Problem details: Tally the lines of the material that carry the word "image". Give no more than the number.

Segment Start: Study material

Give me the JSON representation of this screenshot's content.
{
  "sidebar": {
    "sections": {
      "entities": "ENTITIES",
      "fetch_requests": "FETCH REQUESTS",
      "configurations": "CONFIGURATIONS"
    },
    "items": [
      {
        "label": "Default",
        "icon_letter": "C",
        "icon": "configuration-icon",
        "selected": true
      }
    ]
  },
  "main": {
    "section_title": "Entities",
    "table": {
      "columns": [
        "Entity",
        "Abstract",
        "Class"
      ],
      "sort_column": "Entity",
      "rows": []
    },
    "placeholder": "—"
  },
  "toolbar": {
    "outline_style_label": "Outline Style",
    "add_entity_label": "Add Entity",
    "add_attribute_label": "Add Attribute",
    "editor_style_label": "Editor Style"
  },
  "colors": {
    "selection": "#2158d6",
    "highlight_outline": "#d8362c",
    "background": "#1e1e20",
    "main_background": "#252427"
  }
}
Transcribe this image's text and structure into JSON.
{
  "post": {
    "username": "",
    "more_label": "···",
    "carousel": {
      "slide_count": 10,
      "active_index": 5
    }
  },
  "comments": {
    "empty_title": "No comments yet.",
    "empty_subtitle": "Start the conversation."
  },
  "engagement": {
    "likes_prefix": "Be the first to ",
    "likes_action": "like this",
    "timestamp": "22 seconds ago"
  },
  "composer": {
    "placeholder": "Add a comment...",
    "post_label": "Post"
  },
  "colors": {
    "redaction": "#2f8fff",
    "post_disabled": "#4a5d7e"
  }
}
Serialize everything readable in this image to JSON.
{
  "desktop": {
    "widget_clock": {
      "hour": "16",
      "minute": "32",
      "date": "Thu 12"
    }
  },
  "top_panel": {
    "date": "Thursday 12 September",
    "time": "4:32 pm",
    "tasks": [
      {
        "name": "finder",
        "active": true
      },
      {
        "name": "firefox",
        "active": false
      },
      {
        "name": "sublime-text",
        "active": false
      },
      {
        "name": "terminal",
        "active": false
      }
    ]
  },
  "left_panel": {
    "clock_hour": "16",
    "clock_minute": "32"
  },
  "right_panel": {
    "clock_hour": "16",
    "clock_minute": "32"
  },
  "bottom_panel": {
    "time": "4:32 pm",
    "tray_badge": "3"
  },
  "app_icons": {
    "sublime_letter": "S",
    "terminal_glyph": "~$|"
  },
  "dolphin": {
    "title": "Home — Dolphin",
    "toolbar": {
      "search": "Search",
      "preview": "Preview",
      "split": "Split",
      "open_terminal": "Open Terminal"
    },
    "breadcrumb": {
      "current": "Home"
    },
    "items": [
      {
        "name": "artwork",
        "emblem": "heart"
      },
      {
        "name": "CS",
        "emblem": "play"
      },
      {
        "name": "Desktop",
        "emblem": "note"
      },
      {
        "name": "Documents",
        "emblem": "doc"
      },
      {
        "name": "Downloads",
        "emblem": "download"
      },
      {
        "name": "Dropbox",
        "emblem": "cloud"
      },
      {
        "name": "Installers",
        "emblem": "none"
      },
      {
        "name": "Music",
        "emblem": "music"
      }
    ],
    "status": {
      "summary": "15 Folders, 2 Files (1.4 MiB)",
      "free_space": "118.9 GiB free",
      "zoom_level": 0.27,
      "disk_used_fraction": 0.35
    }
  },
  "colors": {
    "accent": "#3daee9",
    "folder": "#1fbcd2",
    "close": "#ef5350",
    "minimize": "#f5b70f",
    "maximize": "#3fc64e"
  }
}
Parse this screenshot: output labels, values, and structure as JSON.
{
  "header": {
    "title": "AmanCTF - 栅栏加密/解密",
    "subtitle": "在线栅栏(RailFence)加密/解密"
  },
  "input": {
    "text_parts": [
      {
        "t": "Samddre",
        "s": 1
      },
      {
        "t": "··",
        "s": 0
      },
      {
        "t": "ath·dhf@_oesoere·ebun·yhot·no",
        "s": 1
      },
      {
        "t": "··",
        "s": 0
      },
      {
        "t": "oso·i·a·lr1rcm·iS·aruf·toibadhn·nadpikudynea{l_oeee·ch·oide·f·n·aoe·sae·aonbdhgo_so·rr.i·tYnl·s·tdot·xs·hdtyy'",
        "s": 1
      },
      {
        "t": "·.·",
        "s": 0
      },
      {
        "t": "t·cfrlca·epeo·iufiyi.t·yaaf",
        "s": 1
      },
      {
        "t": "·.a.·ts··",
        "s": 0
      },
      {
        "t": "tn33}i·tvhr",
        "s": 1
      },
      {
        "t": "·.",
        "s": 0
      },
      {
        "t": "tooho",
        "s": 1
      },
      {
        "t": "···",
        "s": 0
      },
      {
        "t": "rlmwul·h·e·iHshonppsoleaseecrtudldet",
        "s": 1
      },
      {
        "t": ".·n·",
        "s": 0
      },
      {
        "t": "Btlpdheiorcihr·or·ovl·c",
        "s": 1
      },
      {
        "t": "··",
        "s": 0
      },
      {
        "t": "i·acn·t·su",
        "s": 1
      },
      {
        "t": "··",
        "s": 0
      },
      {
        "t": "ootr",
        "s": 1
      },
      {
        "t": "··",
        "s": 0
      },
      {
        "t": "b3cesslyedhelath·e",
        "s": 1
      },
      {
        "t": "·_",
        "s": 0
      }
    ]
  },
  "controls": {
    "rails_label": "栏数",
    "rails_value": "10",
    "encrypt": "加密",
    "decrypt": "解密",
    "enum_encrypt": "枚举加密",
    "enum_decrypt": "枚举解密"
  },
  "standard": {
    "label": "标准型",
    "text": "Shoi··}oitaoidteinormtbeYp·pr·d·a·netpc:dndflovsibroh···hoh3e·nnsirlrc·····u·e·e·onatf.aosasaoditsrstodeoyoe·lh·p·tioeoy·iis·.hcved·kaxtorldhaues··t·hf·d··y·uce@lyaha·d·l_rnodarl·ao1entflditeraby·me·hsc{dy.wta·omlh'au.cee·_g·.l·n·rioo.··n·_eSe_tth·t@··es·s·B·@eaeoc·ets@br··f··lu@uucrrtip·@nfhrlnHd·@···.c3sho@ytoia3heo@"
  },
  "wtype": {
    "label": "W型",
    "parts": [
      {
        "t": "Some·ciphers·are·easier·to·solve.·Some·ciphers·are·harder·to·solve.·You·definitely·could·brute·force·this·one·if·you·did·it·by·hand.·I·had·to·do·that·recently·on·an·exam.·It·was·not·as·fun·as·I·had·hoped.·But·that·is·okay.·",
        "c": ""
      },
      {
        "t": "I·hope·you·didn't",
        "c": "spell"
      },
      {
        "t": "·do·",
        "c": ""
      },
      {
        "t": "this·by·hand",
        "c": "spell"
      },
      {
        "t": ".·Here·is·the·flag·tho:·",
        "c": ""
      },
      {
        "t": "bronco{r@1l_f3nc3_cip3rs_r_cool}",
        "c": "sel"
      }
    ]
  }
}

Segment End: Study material

Exercise solution: 2